While the world goes on at home—the familiar noise, the banging, the whoops, the heels on floorboards, the stumbles on stairs, the sirens, the honks, the car alarms going off again, the incessant buzzing of someone who wants to get into the building but doesn’t live here, our neighbor slamming her door then forgetting something and going back in and slamming her door and going back out and slamming her door and forgetting something again and slamming her door and so on, the usual—we are here in this isolated spot. Anywhere around the house, all directions, any one, there are trees. No other houses can be seen. No lights through leaves. No sense that another human being is reachable, if we had to reach another human being, if, for example, some strange murky creature ascended from the pond just out the sliding glass doors, slithered up the deck, and attacked us, and we started running, I don’t know if I could figure out where the long dirt driveway is in the dark.
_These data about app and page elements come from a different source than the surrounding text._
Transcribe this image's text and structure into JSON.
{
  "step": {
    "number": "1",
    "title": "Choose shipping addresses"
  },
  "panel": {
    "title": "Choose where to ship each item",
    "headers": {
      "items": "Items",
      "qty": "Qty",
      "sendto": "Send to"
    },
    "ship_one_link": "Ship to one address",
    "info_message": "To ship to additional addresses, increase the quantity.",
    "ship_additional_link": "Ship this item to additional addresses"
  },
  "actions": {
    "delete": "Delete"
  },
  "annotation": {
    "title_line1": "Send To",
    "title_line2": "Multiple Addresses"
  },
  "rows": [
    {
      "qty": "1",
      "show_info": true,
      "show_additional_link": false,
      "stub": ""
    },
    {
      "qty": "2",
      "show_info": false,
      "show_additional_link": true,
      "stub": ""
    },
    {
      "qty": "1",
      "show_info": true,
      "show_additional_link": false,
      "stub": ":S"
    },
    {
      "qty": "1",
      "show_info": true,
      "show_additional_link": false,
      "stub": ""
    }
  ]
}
I’m not saying I’m afraid of the pond at night—though the gang of bats, doing wild loop-the-loops over the water, so close to the house, were enough to keep me away from it. When night fell, the sky dark blue, the bats could be seen at first (Are those birds? I’d thought. Then, Oh god no those are not birds) and as it got later into the night, and the sky turned from deep blue to deep black, I couldn’t see the bats at all. Which is maybe worse. The bullfrogs in the pond called from dissonant spots in the water. I’d turn my head to one, startled, then get startled at another. The wind through trees made that husssshhhhhh sound, like someone was whispering. There are moments when this is so alien to me. Maybe I have really become a city person.
Then, over breakfast in a sunlit kitchen, the only sound outside the house the strum of wind through trees, and the twitters that could be birds maybe, hell I don’t know, we started talking about the topic of quiet. Which brought us directly to the topic of noise, and home. I began excitedly describing the night revelers I run into early mornings on my walk down Christopher Street, what I imagine of them, what I’ve seen, and he looked at me for a moment, a small smile on his face. Funny, he said, that we come all the way out here and end up talking about the city. Yeah, I said. Maybe you’ll write about the city today, he said, seeing as you’re not in it. That could be true, though how strange would it be to channel such noise when I am here in this quiet.
At this point, really, I don’t care what to write about. Quiet, noise, the fact that I was making pancakes, I’ll take anything.
This quiet is what my head feels like: the occasional screeching of unidentifiable creatures, and wind.